We ended up at the Vanier Museoparc instead. It's located just down the street from the hospital where Elizabeth was born but even so it was a little bit challenging to find (buried inside the Vanier community centre). Sadly, we didn't end up needing our free pass since the museum doesn't charge admission in the first place. We actually only saw part of what the Museoparc has to offer as it purportedly boasts the only sugar shack within the city limits but you have to reserve with a group of at least 15 people. The grounds outside also look like they'd be fun to explore... in the summertime. The actual museum consists of a only few rooms. Yukiko and I found the presentation of the area's history interesting if a little on the skimpy side, Elizabeth appreciated being able to crawl around and Erika nearly got us kicked out when she leaned against a "wall" that wasn't solid, knocking down part of the exhibit.
I was surprised to learn that Vanier is a relatively new name (the area was called Eastview until 1969). You can still see local businesses with the Eastview name but I had no idea that this had any relevance before our visit. Yukiko was surprised to learn that Governors General could be male. I found the assumption that our Governors General are always female extremely cool. We live in a country where women were not legally "responsible adults" until 1978, but a mere five years later our first female Governor General was appointed and now Canada has had a female Governor General continuously in office since 1999!
Erika was interested in the adult potty chair, which, if you can believe the captions, was apparently still in use in the Vanier area in the early 1900s - after our house and hers was built! I'm a little suspicious of the dates in the captions though since I thought one of the panels stated that Eastview changed to Vanier in 1921. (My inlaws were able to set me straight as Grandpa J was actually in Ottawa when Eastview still existed.)
If you are going with children, the best part of the museum is the three electronic quizzes located just outside by the elevators.
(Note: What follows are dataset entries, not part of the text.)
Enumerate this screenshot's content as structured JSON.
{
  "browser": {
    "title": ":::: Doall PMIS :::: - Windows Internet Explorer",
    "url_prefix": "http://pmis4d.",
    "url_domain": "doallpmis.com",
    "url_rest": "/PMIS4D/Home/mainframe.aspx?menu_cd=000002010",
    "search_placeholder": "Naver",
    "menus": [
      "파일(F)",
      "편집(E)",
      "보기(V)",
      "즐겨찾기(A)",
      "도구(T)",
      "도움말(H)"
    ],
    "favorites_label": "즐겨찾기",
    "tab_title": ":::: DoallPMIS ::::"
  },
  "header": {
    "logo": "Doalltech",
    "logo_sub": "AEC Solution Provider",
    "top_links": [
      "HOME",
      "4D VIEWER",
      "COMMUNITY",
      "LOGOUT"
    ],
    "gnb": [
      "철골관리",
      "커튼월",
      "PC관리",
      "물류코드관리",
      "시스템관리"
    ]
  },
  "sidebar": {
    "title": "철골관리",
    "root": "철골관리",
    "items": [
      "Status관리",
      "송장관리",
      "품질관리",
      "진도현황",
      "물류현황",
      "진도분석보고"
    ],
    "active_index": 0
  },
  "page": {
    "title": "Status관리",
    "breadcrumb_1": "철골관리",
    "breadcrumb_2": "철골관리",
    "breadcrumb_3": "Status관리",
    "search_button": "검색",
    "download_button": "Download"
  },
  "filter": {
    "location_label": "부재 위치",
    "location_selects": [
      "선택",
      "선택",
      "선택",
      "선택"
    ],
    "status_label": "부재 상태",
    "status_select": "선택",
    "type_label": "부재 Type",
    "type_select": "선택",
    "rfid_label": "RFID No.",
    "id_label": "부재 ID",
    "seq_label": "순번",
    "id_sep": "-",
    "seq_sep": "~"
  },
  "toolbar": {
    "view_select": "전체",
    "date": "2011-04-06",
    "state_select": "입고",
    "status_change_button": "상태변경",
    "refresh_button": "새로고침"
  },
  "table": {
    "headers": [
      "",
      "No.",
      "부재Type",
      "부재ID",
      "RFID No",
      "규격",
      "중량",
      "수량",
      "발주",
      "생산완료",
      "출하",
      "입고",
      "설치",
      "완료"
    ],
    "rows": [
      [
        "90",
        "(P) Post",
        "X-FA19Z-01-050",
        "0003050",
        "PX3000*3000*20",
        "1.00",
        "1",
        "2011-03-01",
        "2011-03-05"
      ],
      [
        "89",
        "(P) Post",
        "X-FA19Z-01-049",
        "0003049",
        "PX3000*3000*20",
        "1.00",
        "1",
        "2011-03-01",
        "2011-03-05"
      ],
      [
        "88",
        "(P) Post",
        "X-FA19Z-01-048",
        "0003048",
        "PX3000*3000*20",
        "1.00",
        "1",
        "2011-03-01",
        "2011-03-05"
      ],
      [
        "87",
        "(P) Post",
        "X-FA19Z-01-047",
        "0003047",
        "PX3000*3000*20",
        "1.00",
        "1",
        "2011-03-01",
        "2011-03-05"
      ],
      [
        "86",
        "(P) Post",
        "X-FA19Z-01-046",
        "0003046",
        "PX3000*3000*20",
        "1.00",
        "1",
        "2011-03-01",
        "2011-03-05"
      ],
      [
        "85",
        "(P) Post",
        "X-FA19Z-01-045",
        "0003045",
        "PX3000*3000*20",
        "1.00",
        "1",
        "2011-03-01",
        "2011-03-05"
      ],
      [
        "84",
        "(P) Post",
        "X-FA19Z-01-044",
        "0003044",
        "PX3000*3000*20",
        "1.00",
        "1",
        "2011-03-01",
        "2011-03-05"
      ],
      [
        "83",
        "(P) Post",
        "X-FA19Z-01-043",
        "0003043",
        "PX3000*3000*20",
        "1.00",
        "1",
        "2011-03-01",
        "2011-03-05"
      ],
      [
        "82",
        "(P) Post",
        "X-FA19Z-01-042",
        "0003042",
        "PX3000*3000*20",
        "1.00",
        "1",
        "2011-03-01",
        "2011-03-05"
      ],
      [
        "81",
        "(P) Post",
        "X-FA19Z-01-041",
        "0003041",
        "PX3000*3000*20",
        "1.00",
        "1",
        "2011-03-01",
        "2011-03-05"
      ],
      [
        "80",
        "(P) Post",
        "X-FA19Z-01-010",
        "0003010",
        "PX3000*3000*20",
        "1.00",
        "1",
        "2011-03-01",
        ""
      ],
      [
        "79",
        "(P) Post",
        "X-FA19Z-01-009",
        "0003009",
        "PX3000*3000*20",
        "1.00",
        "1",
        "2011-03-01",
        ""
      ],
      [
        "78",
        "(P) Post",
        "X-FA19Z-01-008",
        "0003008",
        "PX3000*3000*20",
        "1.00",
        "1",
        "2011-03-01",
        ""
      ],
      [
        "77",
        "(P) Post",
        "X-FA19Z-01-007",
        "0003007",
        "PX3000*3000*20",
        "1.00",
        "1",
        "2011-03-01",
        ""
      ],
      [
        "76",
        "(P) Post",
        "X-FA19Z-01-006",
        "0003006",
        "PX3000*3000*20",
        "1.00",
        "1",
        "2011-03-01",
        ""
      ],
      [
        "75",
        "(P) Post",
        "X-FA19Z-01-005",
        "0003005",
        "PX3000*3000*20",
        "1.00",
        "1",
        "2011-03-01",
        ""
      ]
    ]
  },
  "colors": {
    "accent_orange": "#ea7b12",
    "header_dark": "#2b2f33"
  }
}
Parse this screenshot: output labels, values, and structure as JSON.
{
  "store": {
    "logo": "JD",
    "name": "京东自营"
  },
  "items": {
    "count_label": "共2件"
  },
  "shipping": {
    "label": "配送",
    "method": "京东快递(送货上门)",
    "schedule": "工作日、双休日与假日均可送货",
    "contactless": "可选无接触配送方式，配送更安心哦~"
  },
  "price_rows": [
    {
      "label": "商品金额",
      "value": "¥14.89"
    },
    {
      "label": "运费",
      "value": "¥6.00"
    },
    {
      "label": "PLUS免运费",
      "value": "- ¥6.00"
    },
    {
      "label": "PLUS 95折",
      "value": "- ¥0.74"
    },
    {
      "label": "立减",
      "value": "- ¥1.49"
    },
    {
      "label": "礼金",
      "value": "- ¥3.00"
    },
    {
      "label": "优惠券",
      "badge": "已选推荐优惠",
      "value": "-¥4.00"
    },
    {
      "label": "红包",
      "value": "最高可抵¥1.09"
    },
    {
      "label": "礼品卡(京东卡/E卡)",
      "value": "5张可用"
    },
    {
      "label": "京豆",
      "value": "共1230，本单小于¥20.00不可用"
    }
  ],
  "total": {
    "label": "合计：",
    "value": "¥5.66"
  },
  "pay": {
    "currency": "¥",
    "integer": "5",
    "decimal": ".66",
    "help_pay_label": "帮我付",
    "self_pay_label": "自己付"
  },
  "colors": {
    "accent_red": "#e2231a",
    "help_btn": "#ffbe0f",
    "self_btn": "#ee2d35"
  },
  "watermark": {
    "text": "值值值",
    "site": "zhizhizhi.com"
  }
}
The panel that asks you to match the picture of the bird with its corresponding bird call was a huge hit; Elizabeth and Erika were just fascinated. We probably spent at least as much time hanging out in the hall as we did in the museum proper!